● **Your objective**:
An exact reproduction of every record is required.

(Data listing)

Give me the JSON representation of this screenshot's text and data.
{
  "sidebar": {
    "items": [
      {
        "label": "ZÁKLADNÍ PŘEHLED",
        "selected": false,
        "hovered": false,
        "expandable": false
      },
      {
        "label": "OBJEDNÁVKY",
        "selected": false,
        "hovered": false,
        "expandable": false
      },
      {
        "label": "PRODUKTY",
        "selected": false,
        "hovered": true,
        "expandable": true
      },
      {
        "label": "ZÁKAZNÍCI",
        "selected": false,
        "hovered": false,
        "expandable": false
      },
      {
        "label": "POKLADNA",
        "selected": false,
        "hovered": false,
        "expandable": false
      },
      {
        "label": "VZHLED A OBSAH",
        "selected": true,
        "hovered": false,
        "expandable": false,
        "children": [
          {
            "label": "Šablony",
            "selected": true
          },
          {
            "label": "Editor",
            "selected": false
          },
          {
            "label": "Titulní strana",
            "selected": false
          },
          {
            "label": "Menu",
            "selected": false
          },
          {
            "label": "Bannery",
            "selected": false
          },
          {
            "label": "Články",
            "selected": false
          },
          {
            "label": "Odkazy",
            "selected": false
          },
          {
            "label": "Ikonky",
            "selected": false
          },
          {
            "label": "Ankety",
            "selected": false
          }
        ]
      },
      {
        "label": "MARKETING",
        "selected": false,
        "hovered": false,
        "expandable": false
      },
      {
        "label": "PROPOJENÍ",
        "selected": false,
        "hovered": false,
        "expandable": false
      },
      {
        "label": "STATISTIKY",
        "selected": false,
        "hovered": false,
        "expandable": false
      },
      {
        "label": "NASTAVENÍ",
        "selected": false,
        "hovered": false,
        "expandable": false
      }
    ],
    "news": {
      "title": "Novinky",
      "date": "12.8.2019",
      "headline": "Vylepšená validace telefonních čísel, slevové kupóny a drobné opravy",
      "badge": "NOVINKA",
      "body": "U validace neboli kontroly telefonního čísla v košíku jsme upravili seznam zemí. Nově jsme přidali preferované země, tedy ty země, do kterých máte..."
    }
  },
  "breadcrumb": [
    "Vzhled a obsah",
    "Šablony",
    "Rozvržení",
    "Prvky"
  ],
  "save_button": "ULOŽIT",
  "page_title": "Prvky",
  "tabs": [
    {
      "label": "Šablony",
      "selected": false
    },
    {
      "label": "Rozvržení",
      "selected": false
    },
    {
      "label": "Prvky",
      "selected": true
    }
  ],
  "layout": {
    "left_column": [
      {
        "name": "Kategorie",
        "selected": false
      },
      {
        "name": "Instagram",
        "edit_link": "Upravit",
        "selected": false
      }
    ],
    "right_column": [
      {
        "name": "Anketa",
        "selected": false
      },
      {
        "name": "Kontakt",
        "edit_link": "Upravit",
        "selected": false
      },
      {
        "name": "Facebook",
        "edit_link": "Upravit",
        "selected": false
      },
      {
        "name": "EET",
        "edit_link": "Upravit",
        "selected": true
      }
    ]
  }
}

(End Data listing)

● **Exercise solution**:
Give me the JSON representation of this screenshot's text and data.
{
  "sidebar": {
    "items": [
      {
        "label": "ZÁKLADNÍ PŘEHLED",
        "selected": false,
        "hovered": false,
        "expandable": false
      },
      {
        "label": "OBJEDNÁVKY",
        "selected": false,
        "hovered": false,
        "expandable": false
      },
      {
        "label": "PRODUKTY",
        "selected": false,
        "hovered": true,
        "expandable": true
      },
      {
        "label": "ZÁKAZNÍCI",
        "selected": false,
        "hovered": false,
        "expandable": false
      },
      {
        "label": "POKLADNA",
        "selected": false,
        "hovered": false,
        "expandable": false
      },
      {
        "label": "VZHLED A OBSAH",
        "selected": true,
        "hovered": false,
        "expandable": false,
        "children": [
          {
            "label": "Šablony",
            "selected": true
          },
          {
            "label": "Editor",
            "selected": false
          },
          {
            "label": "Titulní strana",
            "selected": false
          },
          {
            "label": "Menu",
            "selected": false
          },
          {
            "label": "Bannery",
            "selected": false
          },
          {
            "label": "Články",
            "selected": false
          },
          {
            "label": "Odkazy",
            "selected": false
          },
          {
            "label": "Ikonky",
            "selected": false
          },
          {
            "label": "Ankety",
            "selected": false
          }
        ]
      },
      {
        "label": "MARKETING",
        "selected": false,
        "hovered": false,
        "expandable": false
      },
      {
        "label": "PROPOJENÍ",
        "selected": false,
        "hovered": false,
        "expandable": false
      },
      {
        "label": "STATISTIKY",
        "selected": false,
        "hovered": false,
        "expandable": false
      },
      {
        "label": "NASTAVENÍ",
        "selected": false,
        "hovered": false,
        "expandable": false
      }
    ],
    "news": {
      "title": "Novinky",
      "date": "12.8.2019",
      "headline": "Vylepšená validace telefonních čísel, slevové kupóny a drobné opravy",
      "badge": "NOVINKA",
      "body": "U validace neboli kontroly telefonního čísla v košíku jsme upravili seznam zemí. Nově jsme přidali preferované země, tedy ty země, do kterých máte..."
    }
  },
  "breadcrumb": [
    "Vzhled a obsah",
    "Šablony",
    "Rozvržení",
    "Prvky"
  ],
  "save_button": "ULOŽIT",
  "page_title": "Prvky",
  "tabs": [
    {
      "label": "Šablony",
      "selected": false
    },
    {
      "label": "Rozvržení",
      "selected": false
    },
    {
      "label": "Prvky",
      "selected": true
    }
  ],
  "layout": {
    "left_column": [
      {
        "name": "Kategorie",
        "selected": false
      },
      {
        "name": "Instagram",
        "edit_link": "Upravit",
        "selected": false
      }
    ],
    "right_column": [
      {
        "name": "Anketa",
        "selected": false
      },
      {
        "name": "Kontakt",
        "edit_link": "Upravit",
        "selected": false
      },
      {
        "name": "Facebook",
        "edit_link": "Upravit",
        "selected": false
      },
      {
        "name": "EET",
        "edit_link": "Upravit",
        "selected": true
      }
    ]
  }
}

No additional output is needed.